--- Data shown ---

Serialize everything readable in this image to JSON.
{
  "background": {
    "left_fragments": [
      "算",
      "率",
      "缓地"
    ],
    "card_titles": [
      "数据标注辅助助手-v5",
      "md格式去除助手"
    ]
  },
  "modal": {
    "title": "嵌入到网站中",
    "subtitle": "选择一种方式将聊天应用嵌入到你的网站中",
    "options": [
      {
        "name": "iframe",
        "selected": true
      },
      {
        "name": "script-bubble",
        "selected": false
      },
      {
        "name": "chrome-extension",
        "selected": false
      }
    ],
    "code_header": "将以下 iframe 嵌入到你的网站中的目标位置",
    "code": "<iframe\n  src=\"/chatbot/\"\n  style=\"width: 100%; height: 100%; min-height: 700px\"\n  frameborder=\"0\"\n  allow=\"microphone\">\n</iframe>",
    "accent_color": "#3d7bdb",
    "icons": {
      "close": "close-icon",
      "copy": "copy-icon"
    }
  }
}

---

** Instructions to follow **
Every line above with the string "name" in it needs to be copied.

** Answer space **
        "name": "iframe",
        "name": "script-bubble",
        "name": "chrome-extension",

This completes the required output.